[Opening Information section]

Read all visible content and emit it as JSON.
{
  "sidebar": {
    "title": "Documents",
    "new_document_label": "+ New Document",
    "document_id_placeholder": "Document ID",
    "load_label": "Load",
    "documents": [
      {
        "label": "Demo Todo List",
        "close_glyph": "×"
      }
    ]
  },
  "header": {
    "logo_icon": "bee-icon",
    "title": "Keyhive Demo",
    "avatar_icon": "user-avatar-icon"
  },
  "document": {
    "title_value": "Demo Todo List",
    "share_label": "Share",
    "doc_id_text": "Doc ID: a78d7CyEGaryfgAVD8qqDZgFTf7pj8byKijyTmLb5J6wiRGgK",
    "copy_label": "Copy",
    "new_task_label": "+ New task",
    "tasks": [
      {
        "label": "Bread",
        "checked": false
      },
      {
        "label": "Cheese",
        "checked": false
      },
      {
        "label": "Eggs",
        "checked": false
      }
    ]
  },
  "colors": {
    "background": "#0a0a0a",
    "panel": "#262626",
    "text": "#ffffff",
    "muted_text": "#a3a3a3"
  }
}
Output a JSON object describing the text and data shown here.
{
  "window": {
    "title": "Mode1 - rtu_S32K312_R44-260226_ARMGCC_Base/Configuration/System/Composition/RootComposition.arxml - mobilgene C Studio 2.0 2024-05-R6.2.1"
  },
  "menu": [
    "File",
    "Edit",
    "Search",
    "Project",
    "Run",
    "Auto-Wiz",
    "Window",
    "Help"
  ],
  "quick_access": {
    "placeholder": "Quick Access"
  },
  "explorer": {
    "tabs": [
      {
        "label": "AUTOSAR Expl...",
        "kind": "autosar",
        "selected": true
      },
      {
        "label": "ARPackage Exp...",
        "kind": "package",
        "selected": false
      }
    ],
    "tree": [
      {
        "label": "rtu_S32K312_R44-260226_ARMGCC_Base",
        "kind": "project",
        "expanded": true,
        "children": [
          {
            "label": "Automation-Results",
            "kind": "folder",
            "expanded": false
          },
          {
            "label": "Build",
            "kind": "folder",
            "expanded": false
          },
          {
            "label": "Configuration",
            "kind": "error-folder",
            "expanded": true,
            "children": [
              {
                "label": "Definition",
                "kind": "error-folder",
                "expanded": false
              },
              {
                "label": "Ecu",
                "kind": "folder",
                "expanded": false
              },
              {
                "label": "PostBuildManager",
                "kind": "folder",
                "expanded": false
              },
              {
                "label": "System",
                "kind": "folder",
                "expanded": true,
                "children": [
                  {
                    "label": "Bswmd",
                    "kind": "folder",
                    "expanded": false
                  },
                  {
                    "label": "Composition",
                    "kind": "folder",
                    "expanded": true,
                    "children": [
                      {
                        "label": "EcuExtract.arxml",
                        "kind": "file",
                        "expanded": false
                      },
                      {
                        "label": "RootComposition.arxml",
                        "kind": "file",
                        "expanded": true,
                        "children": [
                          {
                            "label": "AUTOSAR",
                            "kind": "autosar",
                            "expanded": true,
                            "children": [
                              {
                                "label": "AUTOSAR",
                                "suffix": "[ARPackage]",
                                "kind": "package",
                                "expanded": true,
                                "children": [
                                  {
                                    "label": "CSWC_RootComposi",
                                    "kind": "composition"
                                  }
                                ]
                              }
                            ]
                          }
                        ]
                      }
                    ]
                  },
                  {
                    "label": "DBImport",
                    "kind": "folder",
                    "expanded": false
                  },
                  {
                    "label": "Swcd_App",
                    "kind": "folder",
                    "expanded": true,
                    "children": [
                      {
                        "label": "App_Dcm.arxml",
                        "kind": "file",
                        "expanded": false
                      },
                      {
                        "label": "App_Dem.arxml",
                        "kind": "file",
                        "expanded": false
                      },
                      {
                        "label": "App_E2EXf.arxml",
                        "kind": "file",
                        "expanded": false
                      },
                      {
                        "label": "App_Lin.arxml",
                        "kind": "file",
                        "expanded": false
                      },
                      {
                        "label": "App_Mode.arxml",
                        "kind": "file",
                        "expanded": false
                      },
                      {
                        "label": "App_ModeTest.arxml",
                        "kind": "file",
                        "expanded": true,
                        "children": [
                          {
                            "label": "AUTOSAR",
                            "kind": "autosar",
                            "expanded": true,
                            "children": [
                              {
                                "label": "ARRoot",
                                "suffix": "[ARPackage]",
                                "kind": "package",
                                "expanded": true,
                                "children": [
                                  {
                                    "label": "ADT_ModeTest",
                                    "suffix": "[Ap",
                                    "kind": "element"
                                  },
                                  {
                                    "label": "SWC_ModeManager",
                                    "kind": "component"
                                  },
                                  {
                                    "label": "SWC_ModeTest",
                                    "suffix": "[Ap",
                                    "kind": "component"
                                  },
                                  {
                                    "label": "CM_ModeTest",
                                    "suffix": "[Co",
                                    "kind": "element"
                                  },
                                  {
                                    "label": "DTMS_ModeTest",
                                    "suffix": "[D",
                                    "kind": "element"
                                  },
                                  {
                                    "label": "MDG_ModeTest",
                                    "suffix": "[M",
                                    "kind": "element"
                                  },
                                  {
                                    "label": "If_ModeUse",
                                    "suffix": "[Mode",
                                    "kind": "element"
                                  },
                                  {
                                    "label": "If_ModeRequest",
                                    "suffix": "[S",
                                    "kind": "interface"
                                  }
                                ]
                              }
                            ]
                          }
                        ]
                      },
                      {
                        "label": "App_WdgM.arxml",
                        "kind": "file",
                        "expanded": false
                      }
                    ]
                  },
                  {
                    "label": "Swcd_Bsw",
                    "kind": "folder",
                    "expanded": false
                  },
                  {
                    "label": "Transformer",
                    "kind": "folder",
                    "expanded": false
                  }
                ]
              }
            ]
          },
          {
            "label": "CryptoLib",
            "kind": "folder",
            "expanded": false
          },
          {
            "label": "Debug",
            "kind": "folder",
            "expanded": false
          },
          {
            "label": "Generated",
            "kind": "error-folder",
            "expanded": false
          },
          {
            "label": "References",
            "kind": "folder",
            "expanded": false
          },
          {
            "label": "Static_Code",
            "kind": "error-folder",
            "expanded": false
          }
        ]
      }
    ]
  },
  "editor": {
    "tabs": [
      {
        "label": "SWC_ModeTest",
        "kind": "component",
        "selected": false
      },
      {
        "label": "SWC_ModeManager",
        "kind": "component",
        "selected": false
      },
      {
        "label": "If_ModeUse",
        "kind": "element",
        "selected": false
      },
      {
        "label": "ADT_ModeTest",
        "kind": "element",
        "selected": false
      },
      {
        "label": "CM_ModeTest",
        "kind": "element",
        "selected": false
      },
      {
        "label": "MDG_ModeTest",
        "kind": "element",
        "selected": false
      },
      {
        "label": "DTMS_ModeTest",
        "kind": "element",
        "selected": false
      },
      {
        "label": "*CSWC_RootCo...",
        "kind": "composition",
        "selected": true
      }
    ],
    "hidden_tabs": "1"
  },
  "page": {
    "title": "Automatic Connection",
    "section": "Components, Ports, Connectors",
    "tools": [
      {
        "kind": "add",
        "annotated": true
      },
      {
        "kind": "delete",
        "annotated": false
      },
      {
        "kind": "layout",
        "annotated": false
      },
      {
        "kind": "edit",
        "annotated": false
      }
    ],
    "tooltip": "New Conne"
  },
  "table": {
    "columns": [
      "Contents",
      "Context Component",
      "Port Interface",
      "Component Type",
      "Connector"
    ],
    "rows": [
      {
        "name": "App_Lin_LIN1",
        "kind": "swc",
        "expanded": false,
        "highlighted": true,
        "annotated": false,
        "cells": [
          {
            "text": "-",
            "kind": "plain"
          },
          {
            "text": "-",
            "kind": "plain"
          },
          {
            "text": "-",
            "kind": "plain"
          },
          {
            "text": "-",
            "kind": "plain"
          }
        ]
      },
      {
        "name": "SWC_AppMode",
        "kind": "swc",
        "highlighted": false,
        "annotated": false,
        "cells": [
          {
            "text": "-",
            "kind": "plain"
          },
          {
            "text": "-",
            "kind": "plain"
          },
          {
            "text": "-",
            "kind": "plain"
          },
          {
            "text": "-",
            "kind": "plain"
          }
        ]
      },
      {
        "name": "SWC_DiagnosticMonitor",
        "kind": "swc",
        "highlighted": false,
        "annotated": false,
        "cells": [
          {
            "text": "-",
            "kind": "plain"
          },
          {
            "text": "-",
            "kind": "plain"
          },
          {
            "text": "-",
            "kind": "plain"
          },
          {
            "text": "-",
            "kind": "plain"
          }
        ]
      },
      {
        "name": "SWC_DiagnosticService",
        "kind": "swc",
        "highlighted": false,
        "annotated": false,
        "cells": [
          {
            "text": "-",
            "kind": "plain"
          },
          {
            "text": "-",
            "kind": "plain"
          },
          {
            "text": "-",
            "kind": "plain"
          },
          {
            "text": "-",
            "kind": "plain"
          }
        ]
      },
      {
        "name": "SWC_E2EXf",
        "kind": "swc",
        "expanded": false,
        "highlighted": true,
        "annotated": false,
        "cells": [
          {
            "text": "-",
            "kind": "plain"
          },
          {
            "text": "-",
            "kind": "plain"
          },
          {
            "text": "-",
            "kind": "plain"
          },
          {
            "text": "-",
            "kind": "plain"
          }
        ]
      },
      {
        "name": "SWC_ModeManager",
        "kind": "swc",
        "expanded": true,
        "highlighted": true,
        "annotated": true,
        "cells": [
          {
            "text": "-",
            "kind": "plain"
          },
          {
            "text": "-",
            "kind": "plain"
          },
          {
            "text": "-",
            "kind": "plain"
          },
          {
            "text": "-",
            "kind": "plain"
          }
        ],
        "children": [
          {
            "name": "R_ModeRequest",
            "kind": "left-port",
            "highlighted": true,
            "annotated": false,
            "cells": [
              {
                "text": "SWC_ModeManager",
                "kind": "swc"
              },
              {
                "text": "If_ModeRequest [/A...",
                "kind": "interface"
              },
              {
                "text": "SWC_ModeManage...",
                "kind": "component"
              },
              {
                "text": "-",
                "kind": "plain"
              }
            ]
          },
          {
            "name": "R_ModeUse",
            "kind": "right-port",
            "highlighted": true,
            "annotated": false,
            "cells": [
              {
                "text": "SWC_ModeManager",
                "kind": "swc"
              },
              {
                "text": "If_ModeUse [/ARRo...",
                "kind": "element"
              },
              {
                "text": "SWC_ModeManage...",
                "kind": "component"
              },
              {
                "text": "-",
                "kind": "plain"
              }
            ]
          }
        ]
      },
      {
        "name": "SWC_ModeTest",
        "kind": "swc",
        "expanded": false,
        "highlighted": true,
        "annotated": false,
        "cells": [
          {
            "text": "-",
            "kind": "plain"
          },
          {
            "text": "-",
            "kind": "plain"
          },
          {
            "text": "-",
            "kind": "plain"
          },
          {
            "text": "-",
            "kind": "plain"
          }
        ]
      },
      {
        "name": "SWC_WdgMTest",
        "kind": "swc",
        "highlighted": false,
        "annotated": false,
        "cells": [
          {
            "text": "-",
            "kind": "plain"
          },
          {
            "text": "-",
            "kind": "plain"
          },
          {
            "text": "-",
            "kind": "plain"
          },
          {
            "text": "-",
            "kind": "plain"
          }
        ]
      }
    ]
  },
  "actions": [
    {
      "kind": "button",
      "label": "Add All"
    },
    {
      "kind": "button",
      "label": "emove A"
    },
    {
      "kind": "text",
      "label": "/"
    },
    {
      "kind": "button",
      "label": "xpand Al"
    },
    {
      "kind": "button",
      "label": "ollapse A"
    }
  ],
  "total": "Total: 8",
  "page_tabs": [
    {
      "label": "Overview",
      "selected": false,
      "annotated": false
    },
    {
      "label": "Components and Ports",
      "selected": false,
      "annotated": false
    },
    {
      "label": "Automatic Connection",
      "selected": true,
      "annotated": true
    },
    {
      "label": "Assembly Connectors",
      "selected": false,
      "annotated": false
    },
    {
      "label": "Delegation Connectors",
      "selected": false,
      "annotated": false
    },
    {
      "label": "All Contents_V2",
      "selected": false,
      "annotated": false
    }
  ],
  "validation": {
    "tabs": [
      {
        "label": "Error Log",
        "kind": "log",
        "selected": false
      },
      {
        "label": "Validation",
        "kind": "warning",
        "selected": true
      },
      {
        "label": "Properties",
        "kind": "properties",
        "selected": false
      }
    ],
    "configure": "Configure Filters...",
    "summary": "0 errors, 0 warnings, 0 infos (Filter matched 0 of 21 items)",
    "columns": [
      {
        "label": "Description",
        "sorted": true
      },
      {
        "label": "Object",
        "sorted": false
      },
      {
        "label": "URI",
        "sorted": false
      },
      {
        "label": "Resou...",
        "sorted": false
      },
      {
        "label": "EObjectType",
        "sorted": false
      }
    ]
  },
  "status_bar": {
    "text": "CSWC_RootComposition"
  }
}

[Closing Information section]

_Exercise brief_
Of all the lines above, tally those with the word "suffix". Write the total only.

_Result for this exercise_
9